This part is multifaceted. You can start with the fact that one of the founding fathers of American football, Lamar Hunt, went to college at SMU and lived in Dallas. Hunt was an early investor in Major League Soccer (MLS), owning two teams: the Columbus Crew and the Kansas City Wizards (now Sporting Kansas City). In 2003 Hunt purchased a third team, the Dallas Burn (now FC Dallas). Lamar Hunt died on December 13, 2006 at Presbyterian Hospital in Dallas from complications related to prostate cancer. The US Open Cup, which dates back to 1913, has been renamed US Open Lamar Hunt Cup in 1999.

The National Football Hall of Fame is located in Frisco, at the south end of FC Dallas’ Toyota Stadium. Throughout the museum there are hundreds of football memorabilia, including FIFA Women’s World Cup trophies, league shirts and a wall of Hall of Fame inductees. USMNT legend and East Texas native Clint Dempsey was inducted this year.

Football culture is deeply rooted in North Texas, from the major leagues to the kids. Dallas is home to the second-largest youth soccer organization in the nation, according to the bid committee. The DFW area hosts many youth soccer tournaments and other events that typically attract hundreds of teams and thousands of young athletes and their families, including the Dallas Cup.
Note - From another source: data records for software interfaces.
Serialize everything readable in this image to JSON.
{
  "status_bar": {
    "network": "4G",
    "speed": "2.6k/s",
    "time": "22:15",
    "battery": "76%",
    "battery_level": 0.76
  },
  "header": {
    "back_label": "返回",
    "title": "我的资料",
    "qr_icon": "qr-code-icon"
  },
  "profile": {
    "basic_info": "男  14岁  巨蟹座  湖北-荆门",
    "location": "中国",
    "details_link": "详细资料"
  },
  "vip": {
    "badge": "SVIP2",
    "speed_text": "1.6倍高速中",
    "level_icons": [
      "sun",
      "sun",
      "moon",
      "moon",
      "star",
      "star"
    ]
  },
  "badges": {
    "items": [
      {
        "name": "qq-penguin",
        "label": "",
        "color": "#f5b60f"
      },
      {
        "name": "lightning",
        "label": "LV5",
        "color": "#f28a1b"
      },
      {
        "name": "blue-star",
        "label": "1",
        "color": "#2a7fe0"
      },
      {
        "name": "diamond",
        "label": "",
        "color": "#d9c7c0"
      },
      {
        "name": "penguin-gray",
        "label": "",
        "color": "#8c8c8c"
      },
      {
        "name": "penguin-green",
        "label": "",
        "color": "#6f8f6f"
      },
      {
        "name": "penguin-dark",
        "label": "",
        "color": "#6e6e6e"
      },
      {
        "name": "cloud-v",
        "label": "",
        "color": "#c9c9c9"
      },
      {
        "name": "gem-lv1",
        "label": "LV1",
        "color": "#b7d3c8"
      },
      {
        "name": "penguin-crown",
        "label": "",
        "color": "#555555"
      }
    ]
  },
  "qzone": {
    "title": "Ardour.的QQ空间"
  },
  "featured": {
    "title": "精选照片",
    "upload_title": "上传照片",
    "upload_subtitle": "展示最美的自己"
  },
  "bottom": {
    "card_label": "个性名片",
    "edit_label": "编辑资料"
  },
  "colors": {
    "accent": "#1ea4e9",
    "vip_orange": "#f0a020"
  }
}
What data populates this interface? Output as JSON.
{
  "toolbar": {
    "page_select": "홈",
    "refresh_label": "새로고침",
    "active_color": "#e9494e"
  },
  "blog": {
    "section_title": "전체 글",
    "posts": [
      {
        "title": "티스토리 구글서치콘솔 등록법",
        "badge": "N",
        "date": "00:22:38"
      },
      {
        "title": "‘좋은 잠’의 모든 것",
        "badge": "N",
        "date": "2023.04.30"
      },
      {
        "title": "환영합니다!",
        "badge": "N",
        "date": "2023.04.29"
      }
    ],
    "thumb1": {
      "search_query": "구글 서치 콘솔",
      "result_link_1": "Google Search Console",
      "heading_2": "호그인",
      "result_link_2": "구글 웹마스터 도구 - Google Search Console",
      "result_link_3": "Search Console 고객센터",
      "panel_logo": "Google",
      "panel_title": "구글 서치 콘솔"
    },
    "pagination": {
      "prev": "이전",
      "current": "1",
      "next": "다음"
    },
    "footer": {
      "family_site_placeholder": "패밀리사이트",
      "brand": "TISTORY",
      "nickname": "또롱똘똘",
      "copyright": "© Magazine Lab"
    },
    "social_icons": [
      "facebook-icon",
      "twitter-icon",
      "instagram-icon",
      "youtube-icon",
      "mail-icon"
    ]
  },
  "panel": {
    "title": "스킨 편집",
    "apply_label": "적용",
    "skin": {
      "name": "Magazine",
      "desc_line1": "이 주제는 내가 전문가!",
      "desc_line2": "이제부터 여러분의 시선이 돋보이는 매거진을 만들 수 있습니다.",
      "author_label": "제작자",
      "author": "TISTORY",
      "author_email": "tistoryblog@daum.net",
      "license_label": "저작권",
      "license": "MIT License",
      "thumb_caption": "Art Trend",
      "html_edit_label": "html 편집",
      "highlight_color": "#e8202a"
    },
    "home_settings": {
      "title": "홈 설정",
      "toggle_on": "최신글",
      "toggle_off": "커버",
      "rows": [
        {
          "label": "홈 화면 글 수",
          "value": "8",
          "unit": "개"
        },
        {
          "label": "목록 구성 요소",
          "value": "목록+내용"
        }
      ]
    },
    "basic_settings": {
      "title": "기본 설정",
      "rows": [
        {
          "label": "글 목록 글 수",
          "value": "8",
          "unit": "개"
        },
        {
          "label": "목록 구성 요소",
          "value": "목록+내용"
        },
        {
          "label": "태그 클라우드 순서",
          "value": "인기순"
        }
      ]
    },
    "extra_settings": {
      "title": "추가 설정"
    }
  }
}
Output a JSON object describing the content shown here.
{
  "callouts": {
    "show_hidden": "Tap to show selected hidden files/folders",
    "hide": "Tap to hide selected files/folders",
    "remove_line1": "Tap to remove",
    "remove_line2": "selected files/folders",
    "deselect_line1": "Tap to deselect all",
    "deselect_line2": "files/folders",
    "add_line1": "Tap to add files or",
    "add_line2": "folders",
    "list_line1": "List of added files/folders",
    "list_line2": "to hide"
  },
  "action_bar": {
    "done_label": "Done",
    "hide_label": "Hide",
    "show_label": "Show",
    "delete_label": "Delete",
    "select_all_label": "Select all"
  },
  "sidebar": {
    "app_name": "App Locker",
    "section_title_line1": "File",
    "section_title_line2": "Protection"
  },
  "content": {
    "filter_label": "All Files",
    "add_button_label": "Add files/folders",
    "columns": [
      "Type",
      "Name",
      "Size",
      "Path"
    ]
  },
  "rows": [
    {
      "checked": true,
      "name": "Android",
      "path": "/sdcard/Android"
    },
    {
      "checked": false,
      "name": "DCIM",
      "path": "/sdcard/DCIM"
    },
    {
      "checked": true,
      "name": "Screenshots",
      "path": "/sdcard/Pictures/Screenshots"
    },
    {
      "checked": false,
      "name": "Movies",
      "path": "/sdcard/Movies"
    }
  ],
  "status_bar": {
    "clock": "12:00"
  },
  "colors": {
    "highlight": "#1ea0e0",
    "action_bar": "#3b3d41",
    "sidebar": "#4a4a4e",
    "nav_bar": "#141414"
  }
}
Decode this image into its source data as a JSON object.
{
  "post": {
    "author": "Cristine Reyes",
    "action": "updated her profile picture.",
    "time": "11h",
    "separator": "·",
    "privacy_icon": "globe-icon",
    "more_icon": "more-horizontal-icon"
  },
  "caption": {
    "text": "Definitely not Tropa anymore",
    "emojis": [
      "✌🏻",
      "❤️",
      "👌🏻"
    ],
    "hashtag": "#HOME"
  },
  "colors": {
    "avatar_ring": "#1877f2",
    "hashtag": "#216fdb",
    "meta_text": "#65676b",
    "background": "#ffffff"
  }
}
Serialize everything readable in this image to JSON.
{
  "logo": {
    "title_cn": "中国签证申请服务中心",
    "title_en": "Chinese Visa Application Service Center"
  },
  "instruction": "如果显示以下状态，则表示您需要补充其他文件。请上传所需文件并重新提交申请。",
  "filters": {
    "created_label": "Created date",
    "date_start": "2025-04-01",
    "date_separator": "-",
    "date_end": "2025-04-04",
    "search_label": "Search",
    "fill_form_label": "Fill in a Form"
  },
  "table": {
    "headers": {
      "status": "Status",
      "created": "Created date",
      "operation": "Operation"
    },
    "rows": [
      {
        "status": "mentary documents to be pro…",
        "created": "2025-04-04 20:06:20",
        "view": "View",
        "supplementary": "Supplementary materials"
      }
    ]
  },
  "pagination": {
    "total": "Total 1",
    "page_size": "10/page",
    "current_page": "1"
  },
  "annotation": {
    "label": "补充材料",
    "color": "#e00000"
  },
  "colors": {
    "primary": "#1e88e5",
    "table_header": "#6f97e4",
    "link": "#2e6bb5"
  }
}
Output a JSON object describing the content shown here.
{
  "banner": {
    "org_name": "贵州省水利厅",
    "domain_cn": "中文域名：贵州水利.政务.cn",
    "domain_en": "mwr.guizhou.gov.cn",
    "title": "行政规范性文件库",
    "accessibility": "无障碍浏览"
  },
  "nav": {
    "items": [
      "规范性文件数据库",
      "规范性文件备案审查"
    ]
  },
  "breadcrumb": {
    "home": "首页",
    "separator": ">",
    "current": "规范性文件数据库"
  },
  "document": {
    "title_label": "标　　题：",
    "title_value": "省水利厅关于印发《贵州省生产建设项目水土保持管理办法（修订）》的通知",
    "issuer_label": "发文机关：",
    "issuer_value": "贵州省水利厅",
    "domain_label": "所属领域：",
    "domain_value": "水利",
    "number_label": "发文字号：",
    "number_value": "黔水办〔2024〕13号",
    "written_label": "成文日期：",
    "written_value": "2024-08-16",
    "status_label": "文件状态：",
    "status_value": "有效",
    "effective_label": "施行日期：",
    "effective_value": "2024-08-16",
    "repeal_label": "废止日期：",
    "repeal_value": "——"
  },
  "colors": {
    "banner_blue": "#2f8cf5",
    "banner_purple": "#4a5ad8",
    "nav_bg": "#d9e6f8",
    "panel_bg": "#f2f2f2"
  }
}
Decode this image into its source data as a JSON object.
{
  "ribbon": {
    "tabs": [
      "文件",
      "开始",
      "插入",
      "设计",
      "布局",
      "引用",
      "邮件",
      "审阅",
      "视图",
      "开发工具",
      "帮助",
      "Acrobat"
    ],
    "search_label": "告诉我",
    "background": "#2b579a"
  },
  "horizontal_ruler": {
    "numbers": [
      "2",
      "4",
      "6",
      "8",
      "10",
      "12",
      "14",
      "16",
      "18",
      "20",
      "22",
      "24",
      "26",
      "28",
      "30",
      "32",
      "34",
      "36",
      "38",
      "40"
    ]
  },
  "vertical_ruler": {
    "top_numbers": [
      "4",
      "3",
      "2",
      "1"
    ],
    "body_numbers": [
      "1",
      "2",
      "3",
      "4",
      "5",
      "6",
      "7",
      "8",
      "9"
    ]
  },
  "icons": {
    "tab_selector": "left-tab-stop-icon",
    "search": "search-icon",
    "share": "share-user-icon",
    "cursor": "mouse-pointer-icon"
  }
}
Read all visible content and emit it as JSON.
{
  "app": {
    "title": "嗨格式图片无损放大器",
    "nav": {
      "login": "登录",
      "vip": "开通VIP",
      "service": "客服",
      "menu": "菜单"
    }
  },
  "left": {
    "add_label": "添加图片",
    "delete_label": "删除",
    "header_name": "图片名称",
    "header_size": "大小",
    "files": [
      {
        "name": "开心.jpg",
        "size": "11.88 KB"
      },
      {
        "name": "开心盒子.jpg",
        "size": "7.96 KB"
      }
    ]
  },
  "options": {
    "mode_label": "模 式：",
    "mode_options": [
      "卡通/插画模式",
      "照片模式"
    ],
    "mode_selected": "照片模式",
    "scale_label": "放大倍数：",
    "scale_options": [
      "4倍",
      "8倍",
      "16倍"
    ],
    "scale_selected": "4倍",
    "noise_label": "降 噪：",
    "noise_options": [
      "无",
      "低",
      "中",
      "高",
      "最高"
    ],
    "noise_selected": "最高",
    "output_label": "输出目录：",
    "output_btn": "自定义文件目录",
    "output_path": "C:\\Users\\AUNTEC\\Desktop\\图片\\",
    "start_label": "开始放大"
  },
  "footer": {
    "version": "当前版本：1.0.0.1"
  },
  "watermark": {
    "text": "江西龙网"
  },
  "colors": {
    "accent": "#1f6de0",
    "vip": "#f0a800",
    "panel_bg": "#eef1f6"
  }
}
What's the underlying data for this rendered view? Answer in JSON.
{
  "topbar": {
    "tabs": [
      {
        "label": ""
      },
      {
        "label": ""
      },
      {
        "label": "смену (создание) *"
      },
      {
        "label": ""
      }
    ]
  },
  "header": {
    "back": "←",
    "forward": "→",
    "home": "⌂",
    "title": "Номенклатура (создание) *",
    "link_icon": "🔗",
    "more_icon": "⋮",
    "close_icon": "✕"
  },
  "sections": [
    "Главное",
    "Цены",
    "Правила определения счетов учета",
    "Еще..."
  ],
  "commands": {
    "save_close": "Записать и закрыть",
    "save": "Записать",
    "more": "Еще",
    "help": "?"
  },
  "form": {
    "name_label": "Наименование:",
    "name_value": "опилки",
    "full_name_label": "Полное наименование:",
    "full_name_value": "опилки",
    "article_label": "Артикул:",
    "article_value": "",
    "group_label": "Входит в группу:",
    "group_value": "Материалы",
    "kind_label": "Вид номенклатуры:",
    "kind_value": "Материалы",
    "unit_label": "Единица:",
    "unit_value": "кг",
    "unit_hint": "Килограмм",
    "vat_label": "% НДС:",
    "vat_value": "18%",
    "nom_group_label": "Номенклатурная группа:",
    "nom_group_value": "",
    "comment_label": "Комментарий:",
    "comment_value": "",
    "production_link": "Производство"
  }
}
The list of Dallas Cup Distinguished Alumni includes (but is not limited to): David Beckham, Clint Dempsey, Chicharito, Landon Donovan, Raul, Andrea Pirlo, Michael Bradley, Wayne Rooney, Alphonso Davies, Bukayo Saka, Weston McKennie , and Mason Greenwood. In fact, Dallas Cup alumni have played over 500 World Cup matches, according to the event site.

Waiting for 2026

Whether Dallas is chosen or not, interest in the World Cup here in Texas will be very high. AT&T Stadium served as the host site for watch parties during the 2014 World Cup race.

All eyes were on the World Cup here in Texas, and the numbers prove it. Austin, Texas was the top U.S. market at the 2019 Women’s World Cup, according to figures from Nielsen Market Research. The interest in the Lone Star State is there. The opportunity to host just has to be granted. We will find out Thursday, June 16.

The Associated Press contributed to this report.